MacBook Air: 8GB/16GB memory, 256GB/512GB/1TB/2TB SSD
MacBook Pro (2 Thunderbolt ports): 8GB/16GB memory, 256GB/512GB/1TB/2TB SSD
MacBook Pro: (4 Thunderbolt ports): 16GB/32GB memory, 512GB/1TB/2TB/4TB SSD
While you get the same amount of RAM, however, Apple has equipped the MacBook Air with 3733MHz LPDDR4X memory while the low-end MacBook Pros have slower 2133MHz LPDDR3 sticks. If you tend to keep a lot of apps open, the speed will be noticeable.
Battery life is very similar across the three models. Apple claims the MacBook Air gets a bit more battery life than the Pro—up to 11 hours of web use and 12 hours of Apple TV app movie playback versus 10 hours.
Buy this: The base storage is very decent across all of these models and the RAM should suffice, so make your decision based on what you need. That said, 256GB of storage should be plenty for most people.
Price (standard configurations)
While they look very similar, there are a wide range of prices for Apple’s smallest notebooks:
MacBook Air: $999 (1.1GHz dual-core Core i3, 256GB SSD)
MacBook Air: $1,299 (1.1GHz dual-core Core i5, 512GB SSD)
MacBook Pro: $1,299 (1.4GHz quad-core Core i5, 256GB SSD, 8GB RAM, two Thunderbolt ports)
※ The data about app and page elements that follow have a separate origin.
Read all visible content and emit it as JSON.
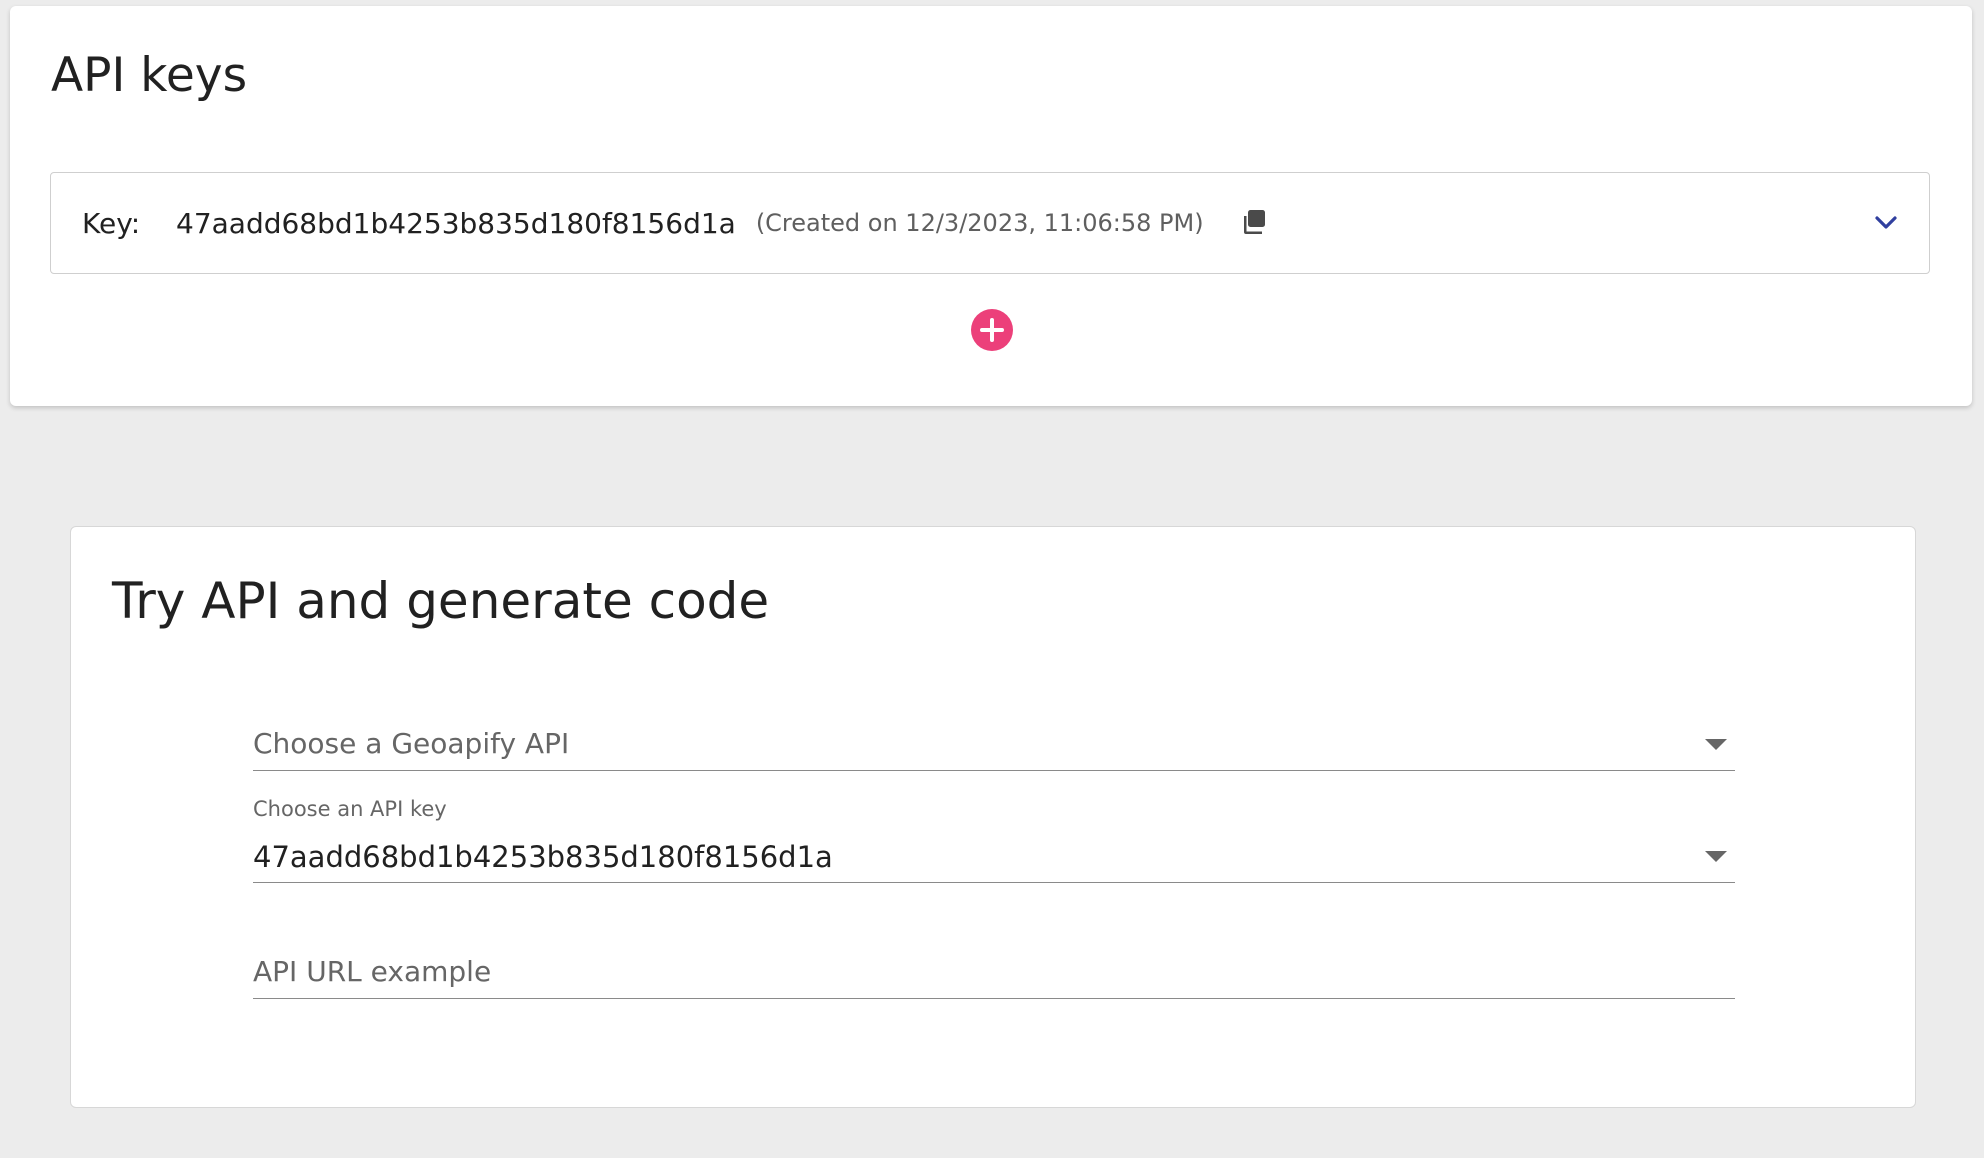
{
  "api_keys": {
    "title": "API keys",
    "key_label": "Key:",
    "key_value": "47aadd68bd1b4253b835d180f8156d1a",
    "created_text": "(Created on 12/3/2023, 11:06:58 PM)",
    "copy_icon": "copy-icon",
    "expand_icon": "chevron-down-icon",
    "add_icon": "plus-icon"
  },
  "try_api": {
    "title": "Try API and generate code",
    "api_select": {
      "placeholder": "Choose a Geoapify API"
    },
    "key_select": {
      "label": "Choose an API key",
      "value": "47aadd68bd1b4253b835d180f8156d1a"
    },
    "url_field": {
      "placeholder": "API URL example"
    }
  },
  "colors": {
    "accent_pink": "#ec407a",
    "chevron_blue": "#303f9f",
    "background": "#ececec"
  }
}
MacBook Pro: $1,499 (1.4GHz quad-core Core i5, 512GB SSD, 8GB RAM, two Thunderbolt ports)
MacBook Pro: $1,799 (2.0GHz quad-core Core i5, 512GB SSD, 16GB RAM, four Thunderbolt ports)
MacBook Pro: $1,999 (2.0GHz quad-core Core i5, 1TBGB SSD, 16GB RAM, four Thunderbolt ports)
Buy this: If you want speed and are looking for an off-the-shelf configuration, consider the $1,799 model. If you don’t want to spend that much, there’s the $1,299 MacBook Air. The $999 model isn’t a bad buy, but the extra storage and speedier processor is worth the $300.
Price (custom configurations)
For each of the models it sells, Apple offers the same three customizations: processor, memory, and storage. A faster chip will run you between $100 and $250 across each model, and doubling the RAM costs $100 on the low-end MacBook Pros, $200 on the MacBook Air, and $400 on the upper MacBook Pros. And if you want more storage, you’ll pay $200 (512GB), $400 (1TB), and $800 (2TB) to upgrade the 256GB models and $200 (1TB), $600 (2TB), and $1,200 (4TB) on the 512GB ones.
Buy this: Unless money isn’t an object, we wouldn’t recommend spending extra on a better processor since any speed boosts will likely be nominal. If you’re going to boost the storage from 256GB to 512GB on the base MacBook Air, we recommend just buying the next model up, since you’re only spending $100 more and getting a better processor. We do recommend spending extra on RAM, though. No matter which model you’re buying, doubling the RAM is a sound investment, if for no other reason than you can’t upgrade it later.
What to consider
We’re still looking to review the new 13-inch MacBook Pro. But based on the specifications, two models stand out: the 1.1GHz dual-core Core i5 MacBook Air with 512GB of storage and a 16GB RAM upgrade for $1,499, and the 2.0GHz quad-core Core i5 MacBook Pro with 512GB and a 32GB RAM upgrade for $2,199.
Out of those two, the MacBook Air seems to be the model for most people. Even if you don’t factor in the extra RAM on the Pro, you’re still saving $300 by going with the Ai. The main differences between them—processor speed, Touch Bar, and the wide-gamut display won’t make that much of a difference to most people.